A recent breakthrough on the minimum spanning tree problem is the linear-time randomized algorithm of Karger, Klein, and Tarjan [KKT95].   Simplifications will be needed before this becomes the algorithm of choice. The history of the minimum spanning tree problem dates back at least to Boruvka, in 1926, and is presented in [GH85].   Interestingly, it is Boruvka's algorithm that serves as the foundation to the new randomized one.

Fürer and Raghavachari [FR94] give an algorithm that constructs a spanning tree whose maximum degree is almost minimized, indeed is at most one more than the lowest-degree spanning tree. The situation is analogous to Vizing's theorem for edge coloring, which also gives an approximation algorithm to within additive factor one.

Minimum spanning tree algorithms have an interpretation in terms of matroids, which are systems of subsets closed under inclusion, for which the maximum weighted independent set can be found using a greedy algorithm.   The connection between greedy algorithms and matroids was established by Edmonds [Edm71]. Expositions on the theory of matroids include [Law76, PS82].

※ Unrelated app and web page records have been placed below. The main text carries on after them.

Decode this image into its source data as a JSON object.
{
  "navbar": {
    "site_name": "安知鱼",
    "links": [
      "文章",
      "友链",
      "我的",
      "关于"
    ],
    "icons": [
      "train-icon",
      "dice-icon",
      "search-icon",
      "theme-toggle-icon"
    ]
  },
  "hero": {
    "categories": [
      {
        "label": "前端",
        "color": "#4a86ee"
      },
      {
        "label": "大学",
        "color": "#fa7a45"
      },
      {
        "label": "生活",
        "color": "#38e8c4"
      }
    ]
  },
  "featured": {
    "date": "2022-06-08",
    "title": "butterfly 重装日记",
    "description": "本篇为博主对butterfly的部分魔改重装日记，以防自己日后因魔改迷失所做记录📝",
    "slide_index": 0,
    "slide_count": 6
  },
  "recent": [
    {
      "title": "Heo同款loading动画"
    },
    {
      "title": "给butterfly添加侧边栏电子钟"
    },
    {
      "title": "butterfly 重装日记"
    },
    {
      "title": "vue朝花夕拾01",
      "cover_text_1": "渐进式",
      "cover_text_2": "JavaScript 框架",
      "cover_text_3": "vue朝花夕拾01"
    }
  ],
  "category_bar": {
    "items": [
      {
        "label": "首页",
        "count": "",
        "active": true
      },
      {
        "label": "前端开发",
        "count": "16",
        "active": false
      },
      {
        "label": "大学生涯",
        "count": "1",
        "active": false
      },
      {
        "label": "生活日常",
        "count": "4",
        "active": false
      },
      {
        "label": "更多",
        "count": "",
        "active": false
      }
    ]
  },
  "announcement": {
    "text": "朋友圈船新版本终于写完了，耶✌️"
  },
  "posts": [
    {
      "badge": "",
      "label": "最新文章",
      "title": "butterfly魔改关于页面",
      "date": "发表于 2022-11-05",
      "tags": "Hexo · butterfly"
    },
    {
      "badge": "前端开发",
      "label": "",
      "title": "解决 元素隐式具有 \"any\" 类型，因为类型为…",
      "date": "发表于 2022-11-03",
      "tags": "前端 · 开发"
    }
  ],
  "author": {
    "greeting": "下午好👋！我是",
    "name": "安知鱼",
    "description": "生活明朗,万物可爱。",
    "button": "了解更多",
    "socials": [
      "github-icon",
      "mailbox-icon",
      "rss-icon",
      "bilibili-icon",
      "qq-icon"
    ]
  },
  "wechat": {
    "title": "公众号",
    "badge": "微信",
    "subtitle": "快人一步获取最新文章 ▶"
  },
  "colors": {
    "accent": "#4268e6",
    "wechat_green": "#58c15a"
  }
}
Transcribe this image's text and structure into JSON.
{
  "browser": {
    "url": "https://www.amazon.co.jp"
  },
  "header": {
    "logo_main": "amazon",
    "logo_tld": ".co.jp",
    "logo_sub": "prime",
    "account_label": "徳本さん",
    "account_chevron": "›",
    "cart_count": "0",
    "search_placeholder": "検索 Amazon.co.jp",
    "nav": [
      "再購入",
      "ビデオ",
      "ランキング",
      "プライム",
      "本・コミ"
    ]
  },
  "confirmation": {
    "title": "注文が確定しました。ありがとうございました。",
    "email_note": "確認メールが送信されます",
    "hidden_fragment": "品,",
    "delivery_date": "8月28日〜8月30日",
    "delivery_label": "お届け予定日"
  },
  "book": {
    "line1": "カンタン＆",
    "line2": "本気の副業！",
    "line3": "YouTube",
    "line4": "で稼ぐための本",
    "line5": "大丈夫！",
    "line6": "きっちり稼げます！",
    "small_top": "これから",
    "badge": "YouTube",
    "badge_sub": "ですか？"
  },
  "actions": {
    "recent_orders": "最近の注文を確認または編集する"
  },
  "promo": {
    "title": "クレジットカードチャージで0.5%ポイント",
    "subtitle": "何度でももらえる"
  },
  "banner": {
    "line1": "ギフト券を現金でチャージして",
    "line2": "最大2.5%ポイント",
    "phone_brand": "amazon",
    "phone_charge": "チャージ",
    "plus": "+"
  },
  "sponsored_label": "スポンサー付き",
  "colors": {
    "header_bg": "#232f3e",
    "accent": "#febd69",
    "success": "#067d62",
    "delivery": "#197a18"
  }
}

Algorithms for generating spanning trees in order from minimum to maximum weight are presented in [Gab77]. Good expositions on the matrix-tree theorem, which counts the number of spanning trees of a graph, include [Eve79a].

Related Problems: Steiner tree (see page ), traveling salesman (see page ).        Next: Shortest Path Up: Graph Problems: Polynomial-Time Previous: Topological Sorting

Algorithms
Mon Jun 2 23:33:50 EDT 1997